◆ The problem ◆
Please copy each line below that contains the word "placeholder".

Top of Input records

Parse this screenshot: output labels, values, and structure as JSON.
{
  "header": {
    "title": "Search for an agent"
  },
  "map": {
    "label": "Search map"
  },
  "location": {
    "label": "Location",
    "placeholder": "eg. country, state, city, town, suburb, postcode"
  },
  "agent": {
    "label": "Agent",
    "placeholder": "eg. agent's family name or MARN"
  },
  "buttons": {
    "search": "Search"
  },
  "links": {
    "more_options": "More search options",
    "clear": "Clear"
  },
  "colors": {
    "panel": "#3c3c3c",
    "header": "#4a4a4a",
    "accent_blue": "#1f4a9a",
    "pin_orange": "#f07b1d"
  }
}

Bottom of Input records
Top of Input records

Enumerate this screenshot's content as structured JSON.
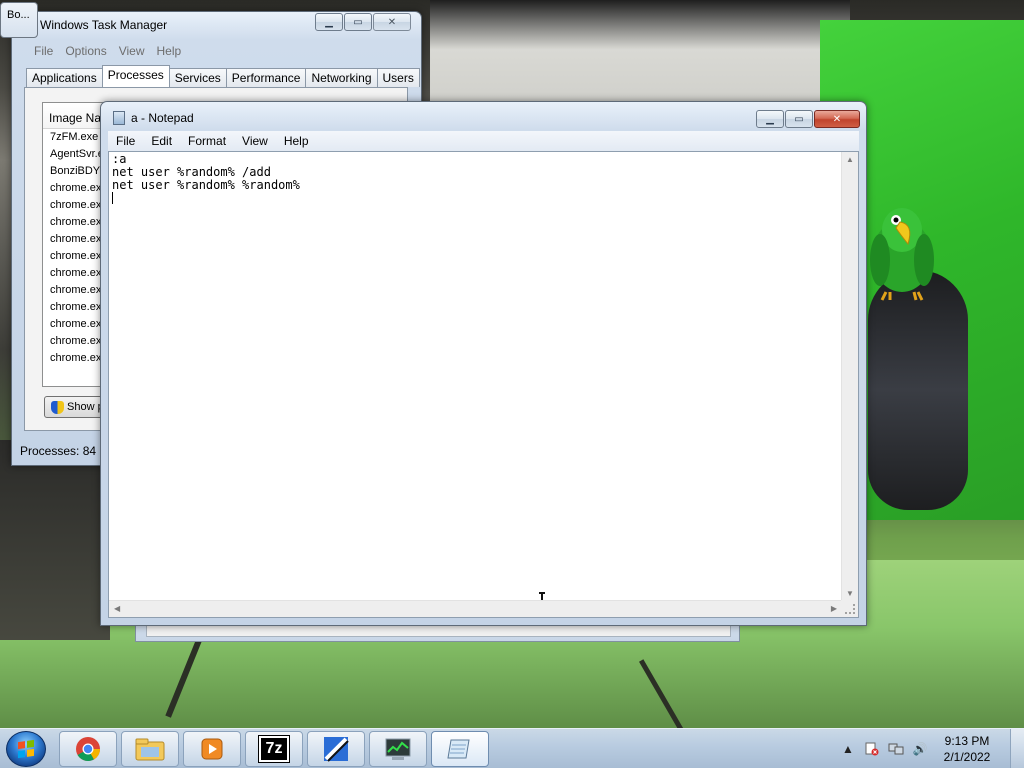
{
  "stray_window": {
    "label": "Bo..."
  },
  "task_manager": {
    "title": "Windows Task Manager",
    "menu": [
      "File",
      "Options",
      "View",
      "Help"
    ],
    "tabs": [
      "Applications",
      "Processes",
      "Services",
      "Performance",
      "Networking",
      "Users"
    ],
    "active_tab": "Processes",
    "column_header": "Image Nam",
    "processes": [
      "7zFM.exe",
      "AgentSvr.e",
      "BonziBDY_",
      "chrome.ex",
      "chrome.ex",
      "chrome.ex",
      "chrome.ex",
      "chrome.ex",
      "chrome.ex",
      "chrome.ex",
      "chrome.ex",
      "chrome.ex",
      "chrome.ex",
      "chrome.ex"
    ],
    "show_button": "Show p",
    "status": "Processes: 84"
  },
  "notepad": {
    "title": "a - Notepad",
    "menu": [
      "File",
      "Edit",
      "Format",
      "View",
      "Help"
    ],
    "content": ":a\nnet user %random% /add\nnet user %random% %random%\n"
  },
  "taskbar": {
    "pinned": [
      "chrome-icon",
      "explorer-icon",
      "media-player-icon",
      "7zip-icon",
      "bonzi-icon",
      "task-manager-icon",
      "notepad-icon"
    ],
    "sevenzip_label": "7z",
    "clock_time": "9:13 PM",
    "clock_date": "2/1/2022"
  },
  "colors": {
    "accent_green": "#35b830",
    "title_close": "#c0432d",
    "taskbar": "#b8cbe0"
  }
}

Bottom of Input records

◆ Response area ◆
    "placeholder": "eg. country, state, city, town, suburb, postcode"
    "placeholder": "eg. agent's family name or MARN"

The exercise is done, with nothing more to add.